## What you should do
Could you output every record below exactly as it appears?

-------- Data for analysis

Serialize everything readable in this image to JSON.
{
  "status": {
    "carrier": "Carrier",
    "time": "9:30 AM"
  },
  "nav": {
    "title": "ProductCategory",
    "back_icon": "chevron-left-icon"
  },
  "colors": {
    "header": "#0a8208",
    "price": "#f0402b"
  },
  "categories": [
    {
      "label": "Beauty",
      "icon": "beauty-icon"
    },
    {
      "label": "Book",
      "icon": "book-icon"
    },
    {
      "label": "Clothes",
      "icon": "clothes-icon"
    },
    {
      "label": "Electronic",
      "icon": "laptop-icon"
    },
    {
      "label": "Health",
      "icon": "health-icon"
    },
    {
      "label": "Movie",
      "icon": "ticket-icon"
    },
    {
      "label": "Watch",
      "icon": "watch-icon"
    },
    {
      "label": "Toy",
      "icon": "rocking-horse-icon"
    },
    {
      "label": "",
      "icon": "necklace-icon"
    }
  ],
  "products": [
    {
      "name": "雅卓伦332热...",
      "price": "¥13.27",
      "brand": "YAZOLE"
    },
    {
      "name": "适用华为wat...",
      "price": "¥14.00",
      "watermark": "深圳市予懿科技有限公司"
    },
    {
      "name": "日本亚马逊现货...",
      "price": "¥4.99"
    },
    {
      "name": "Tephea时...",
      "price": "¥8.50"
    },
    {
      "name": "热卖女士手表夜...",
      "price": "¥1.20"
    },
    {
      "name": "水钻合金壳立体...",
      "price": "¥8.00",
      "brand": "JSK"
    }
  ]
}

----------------

## Answer to the problem
Serialize everything readable in this image to JSON.
{
  "status": {
    "carrier": "Carrier",
    "time": "9:30 AM"
  },
  "nav": {
    "title": "ProductCategory",
    "back_icon": "chevron-left-icon"
  },
  "colors": {
    "header": "#0a8208",
    "price": "#f0402b"
  },
  "categories": [
    {
      "label": "Beauty",
      "icon": "beauty-icon"
    },
    {
      "label": "Book",
      "icon": "book-icon"
    },
    {
      "label": "Clothes",
      "icon": "clothes-icon"
    },
    {
      "label": "Electronic",
      "icon": "laptop-icon"
    },
    {
      "label": "Health",
      "icon": "health-icon"
    },
    {
      "label": "Movie",
      "icon": "ticket-icon"
    },
    {
      "label": "Watch",
      "icon": "watch-icon"
    },
    {
      "label": "Toy",
      "icon": "rocking-horse-icon"
    },
    {
      "label": "",
      "icon": "necklace-icon"
    }
  ],
  "products": [
    {
      "name": "雅卓伦332热...",
      "price": "¥13.27",
      "brand": "YAZOLE"
    },
    {
      "name": "适用华为wat...",
      "price": "¥14.00",
      "watermark": "深圳市予懿科技有限公司"
    },
    {
      "name": "日本亚马逊现货...",
      "price": "¥4.99"
    },
    {
      "name": "Tephea时...",
      "price": "¥8.50"
    },
    {
      "name": "热卖女士手表夜...",
      "price": "¥1.20"
    },
    {
      "name": "水钻合金壳立体...",
      "price": "¥8.00",
      "brand": "JSK"
    }
  ]
}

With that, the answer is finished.